> **Task details**:
Output every entry exactly as written.

[Element data from apps and pages]
——

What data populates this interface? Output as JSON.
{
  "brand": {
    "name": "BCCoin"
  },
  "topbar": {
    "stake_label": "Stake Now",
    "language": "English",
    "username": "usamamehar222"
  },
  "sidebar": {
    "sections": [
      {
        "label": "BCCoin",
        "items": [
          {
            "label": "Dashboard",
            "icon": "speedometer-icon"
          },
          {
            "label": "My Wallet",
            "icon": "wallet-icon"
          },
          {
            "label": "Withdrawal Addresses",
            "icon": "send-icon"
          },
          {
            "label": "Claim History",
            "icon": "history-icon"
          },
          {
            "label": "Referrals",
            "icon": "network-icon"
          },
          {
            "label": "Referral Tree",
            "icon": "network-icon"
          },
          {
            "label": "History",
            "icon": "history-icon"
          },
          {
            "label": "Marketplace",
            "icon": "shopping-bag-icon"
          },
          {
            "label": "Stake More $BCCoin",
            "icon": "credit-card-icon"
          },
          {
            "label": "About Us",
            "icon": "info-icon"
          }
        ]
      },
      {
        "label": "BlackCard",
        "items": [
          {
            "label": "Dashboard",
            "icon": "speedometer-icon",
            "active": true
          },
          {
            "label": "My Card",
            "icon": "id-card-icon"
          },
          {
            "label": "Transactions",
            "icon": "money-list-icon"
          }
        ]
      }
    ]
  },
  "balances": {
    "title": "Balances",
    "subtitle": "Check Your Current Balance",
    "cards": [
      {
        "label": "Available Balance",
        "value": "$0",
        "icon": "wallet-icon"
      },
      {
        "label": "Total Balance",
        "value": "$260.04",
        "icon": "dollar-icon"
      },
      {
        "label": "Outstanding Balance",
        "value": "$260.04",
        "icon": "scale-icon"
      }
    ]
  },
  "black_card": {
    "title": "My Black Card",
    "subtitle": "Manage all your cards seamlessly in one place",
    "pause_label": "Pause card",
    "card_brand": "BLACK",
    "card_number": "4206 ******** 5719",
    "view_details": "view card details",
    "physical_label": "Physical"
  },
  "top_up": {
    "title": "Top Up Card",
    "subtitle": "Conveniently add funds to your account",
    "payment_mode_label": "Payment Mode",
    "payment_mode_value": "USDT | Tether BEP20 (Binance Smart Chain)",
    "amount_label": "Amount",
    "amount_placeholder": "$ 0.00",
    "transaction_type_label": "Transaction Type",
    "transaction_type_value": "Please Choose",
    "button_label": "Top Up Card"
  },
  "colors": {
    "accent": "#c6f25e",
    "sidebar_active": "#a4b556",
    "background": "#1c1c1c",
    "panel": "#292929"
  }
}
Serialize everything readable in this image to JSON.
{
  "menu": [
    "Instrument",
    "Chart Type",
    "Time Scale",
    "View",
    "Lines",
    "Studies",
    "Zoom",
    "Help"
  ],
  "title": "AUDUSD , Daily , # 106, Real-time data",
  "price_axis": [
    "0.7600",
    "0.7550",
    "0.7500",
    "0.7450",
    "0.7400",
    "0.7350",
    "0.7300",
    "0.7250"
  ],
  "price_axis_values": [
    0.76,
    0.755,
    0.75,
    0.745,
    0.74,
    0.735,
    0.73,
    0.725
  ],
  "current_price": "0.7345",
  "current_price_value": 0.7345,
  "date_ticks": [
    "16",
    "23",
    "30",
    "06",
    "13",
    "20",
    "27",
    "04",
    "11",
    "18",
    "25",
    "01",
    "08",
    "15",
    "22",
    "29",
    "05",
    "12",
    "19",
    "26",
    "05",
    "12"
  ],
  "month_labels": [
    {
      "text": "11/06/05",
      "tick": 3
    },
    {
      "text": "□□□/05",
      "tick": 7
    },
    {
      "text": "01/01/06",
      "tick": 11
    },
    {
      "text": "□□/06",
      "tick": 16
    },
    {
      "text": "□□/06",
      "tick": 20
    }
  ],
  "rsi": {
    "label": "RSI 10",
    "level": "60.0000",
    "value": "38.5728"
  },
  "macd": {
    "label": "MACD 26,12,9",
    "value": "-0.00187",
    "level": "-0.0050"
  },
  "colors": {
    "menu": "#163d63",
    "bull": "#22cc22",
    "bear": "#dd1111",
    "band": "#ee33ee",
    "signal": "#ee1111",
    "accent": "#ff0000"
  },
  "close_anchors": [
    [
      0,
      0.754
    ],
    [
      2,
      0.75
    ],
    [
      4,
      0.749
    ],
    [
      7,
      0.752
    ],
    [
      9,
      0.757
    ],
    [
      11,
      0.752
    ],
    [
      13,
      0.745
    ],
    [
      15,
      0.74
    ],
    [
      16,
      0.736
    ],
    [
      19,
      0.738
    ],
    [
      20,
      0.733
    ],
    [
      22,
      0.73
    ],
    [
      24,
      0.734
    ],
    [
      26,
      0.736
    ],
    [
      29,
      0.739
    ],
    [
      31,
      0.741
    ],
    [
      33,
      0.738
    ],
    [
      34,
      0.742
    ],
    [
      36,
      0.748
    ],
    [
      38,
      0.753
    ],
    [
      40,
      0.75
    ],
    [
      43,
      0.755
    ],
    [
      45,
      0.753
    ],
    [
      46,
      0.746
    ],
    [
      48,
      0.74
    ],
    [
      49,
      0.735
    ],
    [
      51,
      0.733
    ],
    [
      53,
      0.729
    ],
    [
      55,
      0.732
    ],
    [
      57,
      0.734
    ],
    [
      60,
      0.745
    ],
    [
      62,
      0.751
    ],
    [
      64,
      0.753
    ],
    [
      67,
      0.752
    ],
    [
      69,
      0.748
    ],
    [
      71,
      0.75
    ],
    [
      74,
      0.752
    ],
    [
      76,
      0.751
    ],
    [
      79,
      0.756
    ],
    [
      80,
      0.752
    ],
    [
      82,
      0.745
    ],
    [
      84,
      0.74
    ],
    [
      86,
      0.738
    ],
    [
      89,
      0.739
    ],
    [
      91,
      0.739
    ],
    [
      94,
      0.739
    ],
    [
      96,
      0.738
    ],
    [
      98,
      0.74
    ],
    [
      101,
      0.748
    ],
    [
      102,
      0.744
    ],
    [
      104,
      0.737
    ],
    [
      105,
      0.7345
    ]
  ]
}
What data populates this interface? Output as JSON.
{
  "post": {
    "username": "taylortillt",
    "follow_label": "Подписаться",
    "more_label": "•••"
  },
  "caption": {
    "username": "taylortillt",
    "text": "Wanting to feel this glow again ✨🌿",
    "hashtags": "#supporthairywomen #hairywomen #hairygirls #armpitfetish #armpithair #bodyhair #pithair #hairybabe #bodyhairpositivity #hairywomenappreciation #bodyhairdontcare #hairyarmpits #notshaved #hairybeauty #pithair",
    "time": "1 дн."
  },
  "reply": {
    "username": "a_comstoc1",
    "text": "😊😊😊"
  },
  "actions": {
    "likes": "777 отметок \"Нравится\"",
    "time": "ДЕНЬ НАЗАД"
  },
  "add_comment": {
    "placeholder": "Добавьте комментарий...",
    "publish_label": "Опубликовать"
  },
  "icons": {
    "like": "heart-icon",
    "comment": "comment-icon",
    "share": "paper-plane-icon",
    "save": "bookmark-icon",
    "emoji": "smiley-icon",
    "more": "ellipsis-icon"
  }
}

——

> **Result for this exercise**:
What data populates this interface? Output as JSON.
{
  "brand": {
    "name": "BCCoin"
  },
  "topbar": {
    "stake_label": "Stake Now",
    "language": "English",
    "username": "usamamehar222"
  },
  "sidebar": {
    "sections": [
      {
        "label": "BCCoin",
        "items": [
          {
            "label": "Dashboard",
            "icon": "speedometer-icon"
          },
          {
            "label": "My Wallet",
            "icon": "wallet-icon"
          },
          {
            "label": "Withdrawal Addresses",
            "icon": "send-icon"
          },
          {
            "label": "Claim History",
            "icon": "history-icon"
          },
          {
            "label": "Referrals",
            "icon": "network-icon"
          },
          {
            "label": "Referral Tree",
            "icon": "network-icon"
          },
          {
            "label": "History",
            "icon": "history-icon"
          },
          {
            "label": "Marketplace",
            "icon": "shopping-bag-icon"
          },
          {
            "label": "Stake More $BCCoin",
            "icon": "credit-card-icon"
          },
          {
            "label": "About Us",
            "icon": "info-icon"
          }
        ]
      },
      {
        "label": "BlackCard",
        "items": [
          {
            "label": "Dashboard",
            "icon": "speedometer-icon",
            "active": true
          },
          {
            "label": "My Card",
            "icon": "id-card-icon"
          },
          {
            "label": "Transactions",
            "icon": "money-list-icon"
          }
        ]
      }
    ]
  },
  "balances": {
    "title": "Balances",
    "subtitle": "Check Your Current Balance",
    "cards": [
      {
        "label": "Available Balance",
        "value": "$0",
        "icon": "wallet-icon"
      },
      {
        "label": "Total Balance",
        "value": "$260.04",
        "icon": "dollar-icon"
      },
      {
        "label": "Outstanding Balance",
        "value": "$260.04",
        "icon": "scale-icon"
      }
    ]
  },
  "black_card": {
    "title": "My Black Card",
    "subtitle": "Manage all your cards seamlessly in one place",
    "pause_label": "Pause card",
    "card_brand": "BLACK",
    "card_number": "4206 ******** 5719",
    "view_details": "view card details",
    "physical_label": "Physical"
  },
  "top_up": {
    "title": "Top Up Card",
    "subtitle": "Conveniently add funds to your account",
    "payment_mode_label": "Payment Mode",
    "payment_mode_value": "USDT | Tether BEP20 (Binance Smart Chain)",
    "amount_label": "Amount",
    "amount_placeholder": "$ 0.00",
    "transaction_type_label": "Transaction Type",
    "transaction_type_value": "Please Choose",
    "button_label": "Top Up Card"
  },
  "colors": {
    "accent": "#c6f25e",
    "sidebar_active": "#a4b556",
    "background": "#1c1c1c",
    "panel": "#292929"
  }
}
Serialize everything readable in this image to JSON.
{
  "menu": [
    "Instrument",
    "Chart Type",
    "Time Scale",
    "View",
    "Lines",
    "Studies",
    "Zoom",
    "Help"
  ],
  "title": "AUDUSD , Daily , # 106, Real-time data",
  "price_axis": [
    "0.7600",
    "0.7550",
    "0.7500",
    "0.7450",
    "0.7400",
    "0.7350",
    "0.7300",
    "0.7250"
  ],
  "price_axis_values": [
    0.76,
    0.755,
    0.75,
    0.745,
    0.74,
    0.735,
    0.73,
    0.725
  ],
  "current_price": "0.7345",
  "current_price_value": 0.7345,
  "date_ticks": [
    "16",
    "23",
    "30",
    "06",
    "13",
    "20",
    "27",
    "04",
    "11",
    "18",
    "25",
    "01",
    "08",
    "15",
    "22",
    "29",
    "05",
    "12",
    "19",
    "26",
    "05",
    "12"
  ],
  "month_labels": [
    {
      "text": "11/06/05",
      "tick": 3
    },
    {
      "text": "□□□/05",
      "tick": 7
    },
    {
      "text": "01/01/06",
      "tick": 11
    },
    {
      "text": "□□/06",
      "tick": 16
    },
    {
      "text": "□□/06",
      "tick": 20
    }
  ],
  "rsi": {
    "label": "RSI 10",
    "level": "60.0000",
    "value": "38.5728"
  },
  "macd": {
    "label": "MACD 26,12,9",
    "value": "-0.00187",
    "level": "-0.0050"
  },
  "colors": {
    "menu": "#163d63",
    "bull": "#22cc22",
    "bear": "#dd1111",
    "band": "#ee33ee",
    "signal": "#ee1111",
    "accent": "#ff0000"
  },
  "close_anchors": [
    [
      0,
      0.754
    ],
    [
      2,
      0.75
    ],
    [
      4,
      0.749
    ],
    [
      7,
      0.752
    ],
    [
      9,
      0.757
    ],
    [
      11,
      0.752
    ],
    [
      13,
      0.745
    ],
    [
      15,
      0.74
    ],
    [
      16,
      0.736
    ],
    [
      19,
      0.738
    ],
    [
      20,
      0.733
    ],
    [
      22,
      0.73
    ],
    [
      24,
      0.734
    ],
    [
      26,
      0.736
    ],
    [
      29,
      0.739
    ],
    [
      31,
      0.741
    ],
    [
      33,
      0.738
    ],
    [
      34,
      0.742
    ],
    [
      36,
      0.748
    ],
    [
      38,
      0.753
    ],
    [
      40,
      0.75
    ],
    [
      43,
      0.755
    ],
    [
      45,
      0.753
    ],
    [
      46,
      0.746
    ],
    [
      48,
      0.74
    ],
    [
      49,
      0.735
    ],
    [
      51,
      0.733
    ],
    [
      53,
      0.729
    ],
    [
      55,
      0.732
    ],
    [
      57,
      0.734
    ],
    [
      60,
      0.745
    ],
    [
      62,
      0.751
    ],
    [
      64,
      0.753
    ],
    [
      67,
      0.752
    ],
    [
      69,
      0.748
    ],
    [
      71,
      0.75
    ],
    [
      74,
      0.752
    ],
    [
      76,
      0.751
    ],
    [
      79,
      0.756
    ],
    [
      80,
      0.752
    ],
    [
      82,
      0.745
    ],
    [
      84,
      0.74
    ],
    [
      86,
      0.738
    ],
    [
      89,
      0.739
    ],
    [
      91,
      0.739
    ],
    [
      94,
      0.739
    ],
    [
      96,
      0.738
    ],
    [
      98,
      0.74
    ],
    [
      101,
      0.748
    ],
    [
      102,
      0.744
    ],
    [
      104,
      0.737
    ],
    [
      105,
      0.7345
    ]
  ]
}
What data populates this interface? Output as JSON.
{
  "post": {
    "username": "taylortillt",
    "follow_label": "Подписаться",
    "more_label": "•••"
  },
  "caption": {
    "username": "taylortillt",
    "text": "Wanting to feel this glow again ✨🌿",
    "hashtags": "#supporthairywomen #hairywomen #hairygirls #armpitfetish #armpithair #bodyhair #pithair #hairybabe #bodyhairpositivity #hairywomenappreciation #bodyhairdontcare #hairyarmpits #notshaved #hairybeauty #pithair",
    "time": "1 дн."
  },
  "reply": {
    "username": "a_comstoc1",
    "text": "😊😊😊"
  },
  "actions": {
    "likes": "777 отметок \"Нравится\"",
    "time": "ДЕНЬ НАЗАД"
  },
  "add_comment": {
    "placeholder": "Добавьте комментарий...",
    "publish_label": "Опубликовать"
  },
  "icons": {
    "like": "heart-icon",
    "comment": "comment-icon",
    "share": "paper-plane-icon",
    "save": "bookmark-icon",
    "emoji": "smiley-icon",
    "more": "ellipsis-icon"
  }
}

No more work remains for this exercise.